GREENFIELDBOYCE: This little social conflict ends in one of two ways.
THOMAS: Either one of the puppets kind of bows down and moves out of the way, allowing the other puppet to pass, or one of the puppets pushes the other guy out of the way and passes in front of him.
GREENFIELDBOYCE: Then the researcher would show the kids the puppets and ask...
THOMAS: Which one do you like?
GREENFIELDBOYCE: They liked the winner - specifically the puppet who won because the other puppet bowed down and yielded. They did not like the puppet who won the conflict through force. After that version of the puppet show, they chose the loser.
THOMAS: So it seems like toddlers care about who wins, but they also care about how they win.
GREENFIELDBOYCE: The finding appears in the journal Nature Human Behavior, And it intrigues Kiley Hamlin.

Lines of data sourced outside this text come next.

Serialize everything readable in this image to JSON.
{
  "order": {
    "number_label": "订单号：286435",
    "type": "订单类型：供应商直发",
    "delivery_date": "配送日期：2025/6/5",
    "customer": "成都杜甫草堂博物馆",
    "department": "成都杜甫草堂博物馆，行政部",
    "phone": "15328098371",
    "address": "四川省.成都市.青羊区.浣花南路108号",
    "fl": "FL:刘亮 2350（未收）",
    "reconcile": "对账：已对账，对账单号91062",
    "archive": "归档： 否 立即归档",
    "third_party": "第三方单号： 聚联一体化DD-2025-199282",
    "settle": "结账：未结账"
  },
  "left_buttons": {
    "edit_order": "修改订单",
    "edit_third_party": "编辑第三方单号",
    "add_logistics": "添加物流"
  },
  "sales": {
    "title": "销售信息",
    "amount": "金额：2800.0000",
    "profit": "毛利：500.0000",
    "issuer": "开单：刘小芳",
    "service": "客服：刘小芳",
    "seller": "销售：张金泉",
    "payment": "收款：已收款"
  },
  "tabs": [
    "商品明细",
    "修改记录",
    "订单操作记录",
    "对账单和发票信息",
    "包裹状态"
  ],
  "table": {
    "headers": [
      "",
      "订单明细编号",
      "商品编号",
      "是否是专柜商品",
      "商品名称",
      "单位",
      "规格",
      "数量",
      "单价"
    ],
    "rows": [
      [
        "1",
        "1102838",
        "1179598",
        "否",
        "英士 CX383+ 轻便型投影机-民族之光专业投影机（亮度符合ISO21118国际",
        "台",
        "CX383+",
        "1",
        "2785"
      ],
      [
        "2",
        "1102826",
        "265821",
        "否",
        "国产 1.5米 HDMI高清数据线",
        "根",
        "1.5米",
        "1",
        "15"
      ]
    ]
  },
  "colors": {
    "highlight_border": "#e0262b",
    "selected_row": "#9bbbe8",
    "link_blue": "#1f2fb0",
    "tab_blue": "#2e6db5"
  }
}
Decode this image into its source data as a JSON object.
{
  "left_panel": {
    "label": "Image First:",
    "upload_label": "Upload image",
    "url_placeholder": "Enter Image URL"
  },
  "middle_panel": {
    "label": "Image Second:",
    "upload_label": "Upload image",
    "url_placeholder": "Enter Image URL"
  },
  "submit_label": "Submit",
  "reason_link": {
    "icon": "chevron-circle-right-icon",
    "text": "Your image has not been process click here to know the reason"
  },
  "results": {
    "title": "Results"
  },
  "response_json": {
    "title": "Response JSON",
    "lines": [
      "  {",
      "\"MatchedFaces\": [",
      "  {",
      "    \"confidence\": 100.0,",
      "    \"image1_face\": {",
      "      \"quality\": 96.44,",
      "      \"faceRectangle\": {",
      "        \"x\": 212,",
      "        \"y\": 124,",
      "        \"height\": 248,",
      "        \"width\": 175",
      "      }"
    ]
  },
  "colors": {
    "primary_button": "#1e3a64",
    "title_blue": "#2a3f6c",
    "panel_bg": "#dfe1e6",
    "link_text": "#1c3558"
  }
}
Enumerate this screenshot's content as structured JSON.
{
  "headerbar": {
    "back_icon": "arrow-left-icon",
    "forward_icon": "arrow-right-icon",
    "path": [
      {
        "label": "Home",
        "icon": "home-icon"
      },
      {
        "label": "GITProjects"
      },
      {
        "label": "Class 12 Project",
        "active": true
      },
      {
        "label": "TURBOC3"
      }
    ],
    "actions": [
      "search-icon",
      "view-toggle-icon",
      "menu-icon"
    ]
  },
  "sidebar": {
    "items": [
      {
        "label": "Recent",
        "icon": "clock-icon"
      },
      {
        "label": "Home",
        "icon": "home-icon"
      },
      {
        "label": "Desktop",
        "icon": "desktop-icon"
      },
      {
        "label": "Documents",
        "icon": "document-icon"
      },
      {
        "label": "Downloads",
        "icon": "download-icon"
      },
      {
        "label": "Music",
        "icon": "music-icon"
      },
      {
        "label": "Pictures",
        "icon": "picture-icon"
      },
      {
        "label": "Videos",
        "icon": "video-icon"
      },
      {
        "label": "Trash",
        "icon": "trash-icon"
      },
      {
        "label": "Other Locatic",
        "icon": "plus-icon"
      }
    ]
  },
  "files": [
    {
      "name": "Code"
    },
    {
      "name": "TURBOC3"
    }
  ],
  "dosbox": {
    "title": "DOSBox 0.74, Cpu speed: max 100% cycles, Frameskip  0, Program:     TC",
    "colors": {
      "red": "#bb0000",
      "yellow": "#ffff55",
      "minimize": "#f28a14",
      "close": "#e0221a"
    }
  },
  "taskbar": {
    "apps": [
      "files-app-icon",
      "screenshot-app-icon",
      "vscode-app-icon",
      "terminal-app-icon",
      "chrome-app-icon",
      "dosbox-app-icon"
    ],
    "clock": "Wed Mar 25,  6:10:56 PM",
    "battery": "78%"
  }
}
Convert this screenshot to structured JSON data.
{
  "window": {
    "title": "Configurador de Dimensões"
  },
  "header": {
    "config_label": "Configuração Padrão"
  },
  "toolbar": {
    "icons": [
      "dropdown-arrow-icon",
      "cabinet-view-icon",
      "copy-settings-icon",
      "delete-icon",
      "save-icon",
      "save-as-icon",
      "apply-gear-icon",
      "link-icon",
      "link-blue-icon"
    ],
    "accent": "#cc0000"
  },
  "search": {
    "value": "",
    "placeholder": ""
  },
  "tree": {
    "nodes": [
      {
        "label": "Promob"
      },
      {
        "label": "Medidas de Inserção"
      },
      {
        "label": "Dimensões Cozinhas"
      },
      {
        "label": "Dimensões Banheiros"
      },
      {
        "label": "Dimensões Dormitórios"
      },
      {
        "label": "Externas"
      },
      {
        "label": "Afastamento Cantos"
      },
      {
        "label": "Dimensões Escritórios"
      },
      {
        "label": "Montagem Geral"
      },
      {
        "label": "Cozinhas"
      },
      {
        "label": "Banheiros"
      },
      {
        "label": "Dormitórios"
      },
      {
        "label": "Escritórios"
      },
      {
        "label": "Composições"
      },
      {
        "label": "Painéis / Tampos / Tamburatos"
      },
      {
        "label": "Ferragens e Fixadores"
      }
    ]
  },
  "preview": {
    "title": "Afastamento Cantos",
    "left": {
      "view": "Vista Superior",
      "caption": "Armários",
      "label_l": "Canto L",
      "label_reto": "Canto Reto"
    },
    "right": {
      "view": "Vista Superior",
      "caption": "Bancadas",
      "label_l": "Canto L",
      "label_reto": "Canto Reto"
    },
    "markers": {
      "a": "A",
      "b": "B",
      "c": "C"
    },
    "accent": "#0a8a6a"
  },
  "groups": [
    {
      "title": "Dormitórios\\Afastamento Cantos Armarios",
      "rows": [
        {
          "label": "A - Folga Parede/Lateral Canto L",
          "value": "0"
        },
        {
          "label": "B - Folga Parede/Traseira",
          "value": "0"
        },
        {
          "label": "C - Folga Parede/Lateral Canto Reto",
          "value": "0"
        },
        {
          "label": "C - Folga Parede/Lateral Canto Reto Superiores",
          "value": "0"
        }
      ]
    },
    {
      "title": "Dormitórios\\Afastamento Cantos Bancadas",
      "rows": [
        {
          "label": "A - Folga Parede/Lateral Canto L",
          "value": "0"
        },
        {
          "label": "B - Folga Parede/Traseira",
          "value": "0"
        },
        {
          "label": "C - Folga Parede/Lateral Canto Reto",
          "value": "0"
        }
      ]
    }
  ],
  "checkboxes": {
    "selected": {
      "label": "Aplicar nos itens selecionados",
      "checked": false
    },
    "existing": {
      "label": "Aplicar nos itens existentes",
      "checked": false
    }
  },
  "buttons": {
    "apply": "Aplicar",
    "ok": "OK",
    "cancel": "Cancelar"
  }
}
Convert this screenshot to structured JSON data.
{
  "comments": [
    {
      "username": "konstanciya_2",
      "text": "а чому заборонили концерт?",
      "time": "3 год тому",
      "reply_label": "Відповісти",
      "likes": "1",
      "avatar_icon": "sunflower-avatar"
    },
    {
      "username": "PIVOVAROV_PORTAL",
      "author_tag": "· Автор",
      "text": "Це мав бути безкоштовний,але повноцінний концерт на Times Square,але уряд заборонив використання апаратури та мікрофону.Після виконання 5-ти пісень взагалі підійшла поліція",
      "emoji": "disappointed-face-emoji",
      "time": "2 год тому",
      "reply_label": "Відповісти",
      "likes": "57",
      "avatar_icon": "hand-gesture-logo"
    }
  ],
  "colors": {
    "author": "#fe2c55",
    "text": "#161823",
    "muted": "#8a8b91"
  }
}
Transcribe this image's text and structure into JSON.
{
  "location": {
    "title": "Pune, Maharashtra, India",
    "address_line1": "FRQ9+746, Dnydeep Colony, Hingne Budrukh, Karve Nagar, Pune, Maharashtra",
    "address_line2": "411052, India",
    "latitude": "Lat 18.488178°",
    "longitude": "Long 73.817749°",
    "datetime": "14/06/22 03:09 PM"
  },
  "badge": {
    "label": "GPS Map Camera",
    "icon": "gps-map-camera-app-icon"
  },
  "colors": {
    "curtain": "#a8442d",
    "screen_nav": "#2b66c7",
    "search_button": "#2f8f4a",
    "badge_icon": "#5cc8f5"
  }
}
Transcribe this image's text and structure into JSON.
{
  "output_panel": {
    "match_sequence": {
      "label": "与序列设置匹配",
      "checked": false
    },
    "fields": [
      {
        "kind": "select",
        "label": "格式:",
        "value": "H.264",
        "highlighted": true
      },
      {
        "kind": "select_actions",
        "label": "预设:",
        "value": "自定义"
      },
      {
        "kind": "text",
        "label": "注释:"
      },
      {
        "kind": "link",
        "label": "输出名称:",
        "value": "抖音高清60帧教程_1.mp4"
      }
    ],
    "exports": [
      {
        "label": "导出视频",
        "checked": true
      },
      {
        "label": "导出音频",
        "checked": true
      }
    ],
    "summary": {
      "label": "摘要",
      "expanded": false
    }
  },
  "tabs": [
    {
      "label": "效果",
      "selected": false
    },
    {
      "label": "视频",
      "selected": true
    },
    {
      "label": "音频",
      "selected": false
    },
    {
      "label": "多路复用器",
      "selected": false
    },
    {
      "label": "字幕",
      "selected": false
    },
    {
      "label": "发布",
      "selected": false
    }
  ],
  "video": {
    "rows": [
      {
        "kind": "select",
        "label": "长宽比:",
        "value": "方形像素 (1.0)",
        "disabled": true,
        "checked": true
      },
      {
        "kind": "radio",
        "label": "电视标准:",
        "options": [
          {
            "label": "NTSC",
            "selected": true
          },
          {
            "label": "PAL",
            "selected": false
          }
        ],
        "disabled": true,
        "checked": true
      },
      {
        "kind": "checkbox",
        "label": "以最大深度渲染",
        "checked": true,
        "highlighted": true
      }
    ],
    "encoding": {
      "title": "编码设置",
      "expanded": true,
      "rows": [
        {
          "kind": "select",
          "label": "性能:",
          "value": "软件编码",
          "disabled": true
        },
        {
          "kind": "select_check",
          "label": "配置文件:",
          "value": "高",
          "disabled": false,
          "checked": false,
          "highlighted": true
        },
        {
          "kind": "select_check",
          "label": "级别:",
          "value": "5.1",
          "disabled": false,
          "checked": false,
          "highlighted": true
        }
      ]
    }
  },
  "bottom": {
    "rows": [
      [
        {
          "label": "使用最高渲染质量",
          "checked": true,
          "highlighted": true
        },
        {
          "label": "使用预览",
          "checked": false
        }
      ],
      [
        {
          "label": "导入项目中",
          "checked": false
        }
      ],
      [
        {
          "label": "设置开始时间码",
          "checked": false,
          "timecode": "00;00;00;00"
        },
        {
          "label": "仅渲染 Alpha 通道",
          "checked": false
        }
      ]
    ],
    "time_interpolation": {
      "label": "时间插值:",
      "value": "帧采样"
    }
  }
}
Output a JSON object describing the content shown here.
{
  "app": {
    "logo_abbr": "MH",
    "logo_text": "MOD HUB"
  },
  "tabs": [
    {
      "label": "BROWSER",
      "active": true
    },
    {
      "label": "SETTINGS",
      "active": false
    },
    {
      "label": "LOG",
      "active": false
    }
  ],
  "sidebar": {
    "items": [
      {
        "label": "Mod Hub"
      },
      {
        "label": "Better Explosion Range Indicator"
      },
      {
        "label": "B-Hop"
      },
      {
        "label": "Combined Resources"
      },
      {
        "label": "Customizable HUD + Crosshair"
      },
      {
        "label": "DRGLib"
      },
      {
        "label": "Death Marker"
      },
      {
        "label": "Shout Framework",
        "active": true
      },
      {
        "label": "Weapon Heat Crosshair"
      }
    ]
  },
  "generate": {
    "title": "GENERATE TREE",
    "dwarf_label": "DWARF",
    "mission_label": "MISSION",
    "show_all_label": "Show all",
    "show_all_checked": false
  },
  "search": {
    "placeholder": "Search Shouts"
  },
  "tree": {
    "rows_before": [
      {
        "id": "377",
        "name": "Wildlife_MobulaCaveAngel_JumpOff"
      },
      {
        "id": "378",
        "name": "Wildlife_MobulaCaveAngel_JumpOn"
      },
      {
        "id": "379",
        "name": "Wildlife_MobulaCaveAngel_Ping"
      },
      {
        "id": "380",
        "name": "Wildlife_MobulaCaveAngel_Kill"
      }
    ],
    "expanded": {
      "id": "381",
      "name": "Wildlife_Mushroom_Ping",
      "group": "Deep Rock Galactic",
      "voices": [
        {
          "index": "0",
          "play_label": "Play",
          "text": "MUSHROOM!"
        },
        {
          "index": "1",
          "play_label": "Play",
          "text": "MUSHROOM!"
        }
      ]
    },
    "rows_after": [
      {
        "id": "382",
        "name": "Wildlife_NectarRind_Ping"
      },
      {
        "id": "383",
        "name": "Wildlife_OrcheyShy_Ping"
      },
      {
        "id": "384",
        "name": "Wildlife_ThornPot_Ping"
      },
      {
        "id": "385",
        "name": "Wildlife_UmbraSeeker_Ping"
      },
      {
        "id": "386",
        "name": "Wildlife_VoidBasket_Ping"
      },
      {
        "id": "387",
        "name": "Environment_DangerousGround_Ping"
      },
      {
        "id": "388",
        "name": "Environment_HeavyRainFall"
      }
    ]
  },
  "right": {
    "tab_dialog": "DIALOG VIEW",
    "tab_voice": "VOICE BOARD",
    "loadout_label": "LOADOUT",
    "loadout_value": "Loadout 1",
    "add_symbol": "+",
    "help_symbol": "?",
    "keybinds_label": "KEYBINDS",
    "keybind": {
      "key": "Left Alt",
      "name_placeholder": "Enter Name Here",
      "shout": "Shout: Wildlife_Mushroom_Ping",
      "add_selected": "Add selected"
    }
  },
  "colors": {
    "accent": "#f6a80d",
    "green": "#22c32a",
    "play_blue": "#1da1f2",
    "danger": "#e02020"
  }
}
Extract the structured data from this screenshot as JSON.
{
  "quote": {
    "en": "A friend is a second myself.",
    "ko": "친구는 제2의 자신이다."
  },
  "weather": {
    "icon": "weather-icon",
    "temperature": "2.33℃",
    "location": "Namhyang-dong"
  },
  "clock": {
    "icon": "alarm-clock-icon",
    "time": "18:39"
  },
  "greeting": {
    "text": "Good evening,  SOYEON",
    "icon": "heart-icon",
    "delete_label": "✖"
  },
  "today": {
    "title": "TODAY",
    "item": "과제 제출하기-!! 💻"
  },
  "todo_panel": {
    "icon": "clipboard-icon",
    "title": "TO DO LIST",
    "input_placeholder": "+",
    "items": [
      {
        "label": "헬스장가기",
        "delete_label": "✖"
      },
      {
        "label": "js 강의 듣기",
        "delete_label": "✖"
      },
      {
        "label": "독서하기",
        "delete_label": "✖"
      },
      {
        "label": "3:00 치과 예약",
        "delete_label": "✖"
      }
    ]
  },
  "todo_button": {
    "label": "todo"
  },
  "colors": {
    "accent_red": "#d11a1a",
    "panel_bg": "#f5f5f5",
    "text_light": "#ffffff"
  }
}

She's a researcher at the University of British Columbia. She says it's the first to show that babies prefer those with high status.
KILEY HAMLIN: I think it's really compelling in how similar it is to what adults do - how much we tend to like celebrities and, you know, rich people and those who are granted status for various reasons.
GREENFIELDBOYCE: She notes that humans do seem to differ from their close primate cousins - apes called bonobos.
HAMLIN: Bonobos actually do prefer those who sort of win by beating somebody else off. So they prefer dominant individuals no matter how they achieve their dominance.
GREENFIELDBOYCE: For human toddlers, it's not enough to have high status. Little kids know it means nothing if you got it for the wrong reasons. Nell Greenfieldboyce, NPR News.
(SOUNDBITE OF DJANGO REINHARDT'S "BRAZIL")
NPR transcripts are created on a rush deadline by Verb8tm, Inc., an NPR contractor, and produced using a proprietary transcription process developed with NPR. This text may not be in its final form and may be updated or revised in the future. Accuracy and availability may vary. The authoritative record of NPR’s programming is the audio record.